As the place where many passengers first disembarked, ships have played an important part in the Island’s history. The larger ocean going ships could not have disembarked directly onto the Island Jetty but be transferred by smaller boats. Some interesting notes about ships from different periods are shown here (suggestions for extension are welcome 14/12/2018).

Fast and elegant clipper emigrant ships of the 1870’s

Christian McCausland (1869-1892)

Port Chalmers

Christian McCausland, 1872

Troopships of WW1

Willochra (1914-1929)

http://mp.natlib.govt.nz/detail/?id=26567&l=en

Willochra, 1918

Harbour Ferries

Scheduled services between Port Chalmers and Portobello ran from 1876-1950’s. Most visited the island on demand.

TSS Waikana (1909-1938). She visited the Island many times, and finally rests there.
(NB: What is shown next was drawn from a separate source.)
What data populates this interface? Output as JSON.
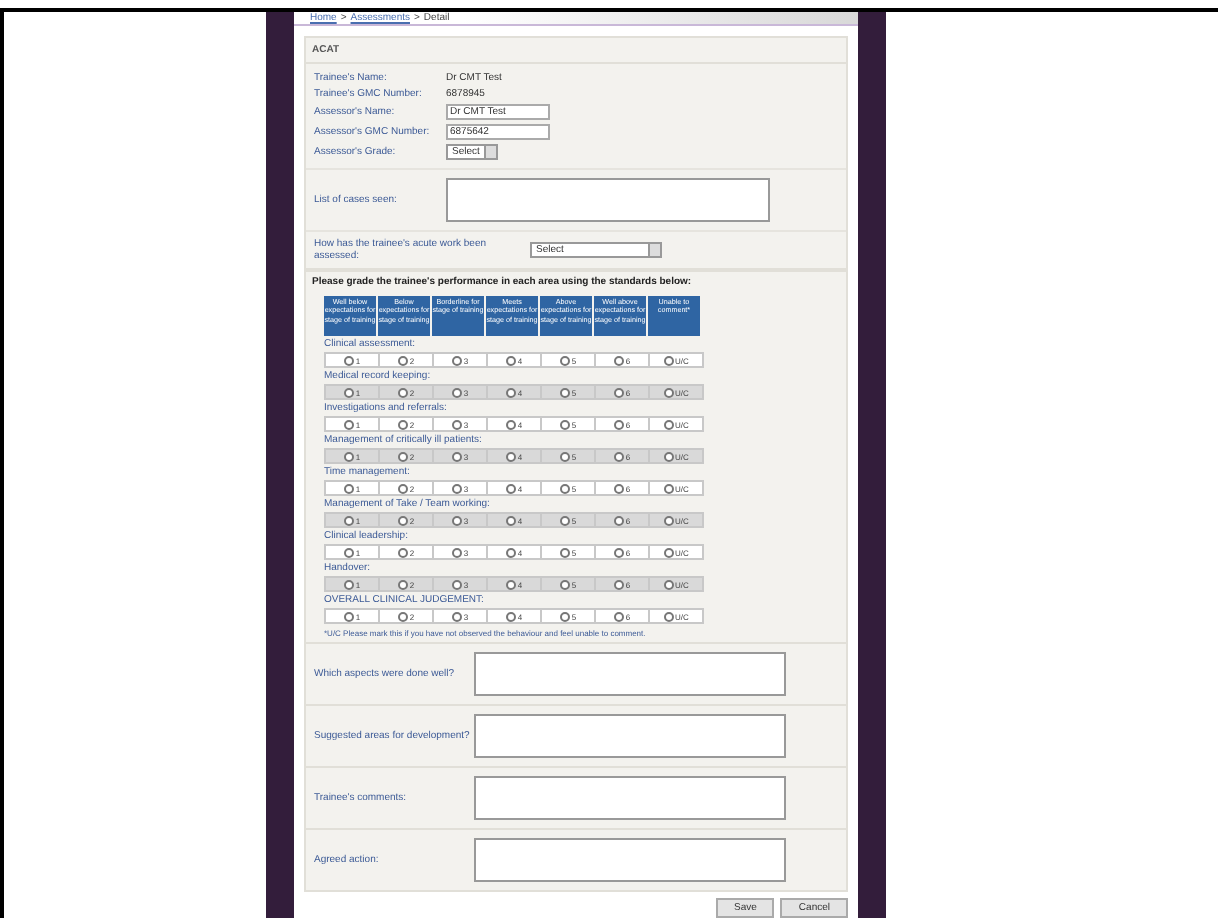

After the accidental burning of the Matariki near the Portobello Jetty in April 1909, another ferry was required for the Portobello to Dunedin run. The Waikana and later Waireka were built in Dunedin, near the railway station (John McGregor and Company). The Matariki‘s engines and possibly the boiler (still visible) were reused in the Waikana.  The steel plates came from Melbourne, after those being delivered from the UK were lost with the Maori off Cape Horn. The slightly larger ‘big sister’ TSS Earnslaw was built in the same yard on the same general design, particularly for the engines and boilers, in 1912 and taken in sections to Lake Wakatipu.

The Waikana was launched by Mrs Speight (with a bottle of wine) in Nov 1909. She was licensed for 785, but on one occasion Captain Scollay was fined for exceeding this by 200 people when he got to the Rattray St wharf. Her last scheduled trip was on 22 May 1926.
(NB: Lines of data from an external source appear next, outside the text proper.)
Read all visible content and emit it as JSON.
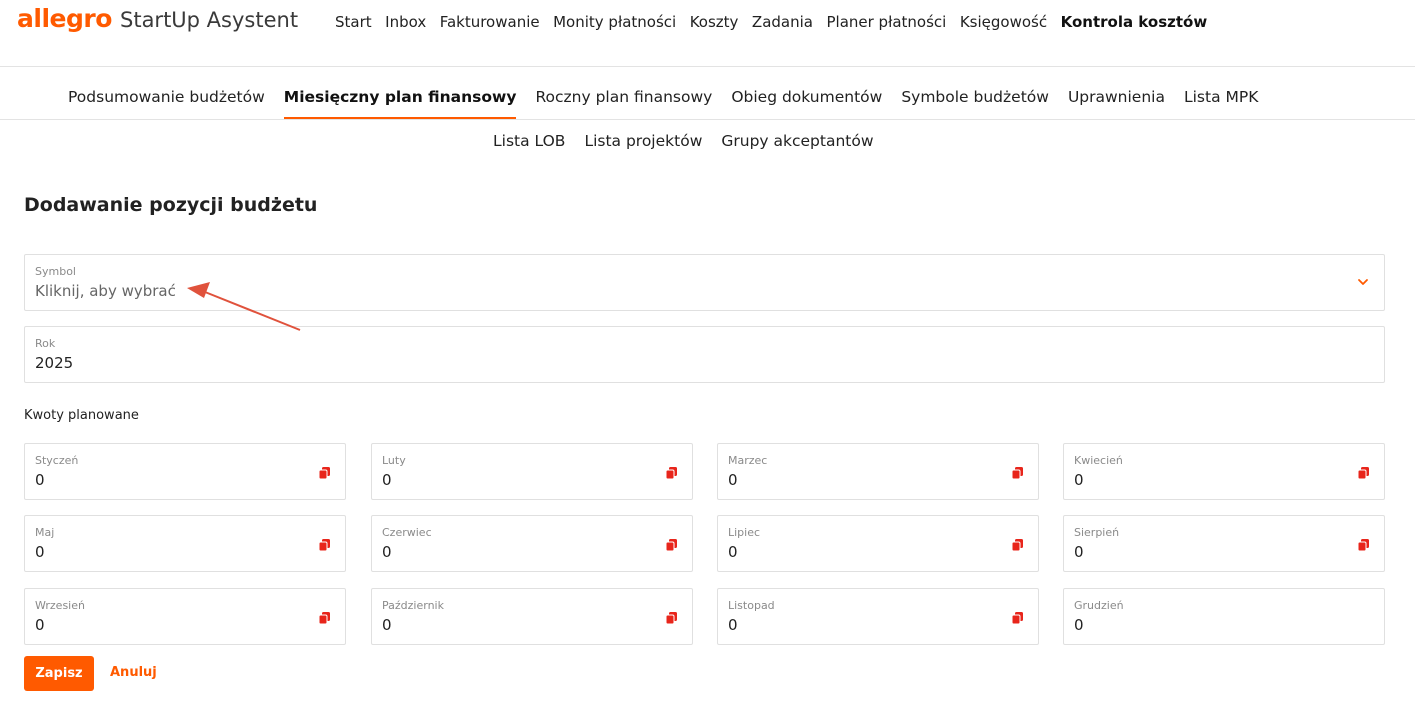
{
  "header": {
    "logo": "allegro",
    "app_title": "StartUp Asystent",
    "nav": [
      {
        "label": "Start"
      },
      {
        "label": "Inbox"
      },
      {
        "label": "Fakturowanie"
      },
      {
        "label": "Monity płatności"
      },
      {
        "label": "Koszty"
      },
      {
        "label": "Zadania"
      },
      {
        "label": "Planer płatności"
      },
      {
        "label": "Księgowość"
      },
      {
        "label": "Kontrola kosztów",
        "active": true
      }
    ]
  },
  "subnav": {
    "row1": [
      {
        "label": "Podsumowanie budżetów"
      },
      {
        "label": "Miesięczny plan finansowy",
        "active": true
      },
      {
        "label": "Roczny plan finansowy"
      },
      {
        "label": "Obieg dokumentów"
      },
      {
        "label": "Symbole budżetów"
      },
      {
        "label": "Uprawnienia"
      },
      {
        "label": "Lista MPK"
      }
    ],
    "row2": [
      {
        "label": "Lista LOB"
      },
      {
        "label": "Lista projektów"
      },
      {
        "label": "Grupy akceptantów"
      }
    ]
  },
  "page": {
    "title": "Dodawanie pozycji budżetu"
  },
  "form": {
    "symbol": {
      "label": "Symbol",
      "placeholder": "Kliknij, aby wybrać"
    },
    "rok": {
      "label": "Rok",
      "value": "2025"
    },
    "planned_label": "Kwoty planowane",
    "months": [
      {
        "label": "Styczeń",
        "value": "0"
      },
      {
        "label": "Luty",
        "value": "0"
      },
      {
        "label": "Marzec",
        "value": "0"
      },
      {
        "label": "Kwiecień",
        "value": "0"
      },
      {
        "label": "Maj",
        "value": "0"
      },
      {
        "label": "Czerwiec",
        "value": "0"
      },
      {
        "label": "Lipiec",
        "value": "0"
      },
      {
        "label": "Sierpień",
        "value": "0"
      },
      {
        "label": "Wrzesień",
        "value": "0"
      },
      {
        "label": "Październik",
        "value": "0"
      },
      {
        "label": "Listopad",
        "value": "0"
      },
      {
        "label": "Grudzień",
        "value": "0"
      }
    ],
    "save_label": "Zapisz",
    "cancel_label": "Anuluj"
  },
  "colors": {
    "accent": "#ff5a00",
    "copy_icon": "#e8251b",
    "annotation_arrow": "#e0523c"
  },
  "icons": {
    "dropdown": "chevron-down-icon",
    "copy": "copy-icon"
  }
}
Both ships were sold to Auckland interests but the sale fell through. Bob Millar bought them in 1928 to bring visitors to the island. In November 1928 they brought in total 4000 people to the island to see  Byrd’s Antarctic dogs. On returning to Dunedin with passengers on board the Waireka was witness to the loss of the 4.9 m yacht Bute in Niccol passage, and despite their efforts, including a bandsman leaping into the water, six of the seven crew drowned.

The two sister ships were laid up at Shelly beach in 1931. The Waikana‘s final trip was to the island in 1938. During WW2 the Waireka was sold to the Navy and used as a static training ship until 1952 (TSS Waireka).

The Waikana was featured on a NZ stamp in 1984.

More information: ‘Down the bay’ McCluskey 1995

a_Waikana

SS Waikana, 1928

  • SS Tarewai (1905-1943). Named after the chief Tarewai.  The cross harbour ferry.

    Top-004

    Tarewai, 1940

  • Elsie Evans (1901-today). Ferry or Charter from 1946-1950’s. Based on the island for this time.

    Elsie Evans

    Elsie Evans, 2016

Admiral Byrds ships

  • City of New York
    Waireka and City of New York

    City of New York and the Waireka, 1928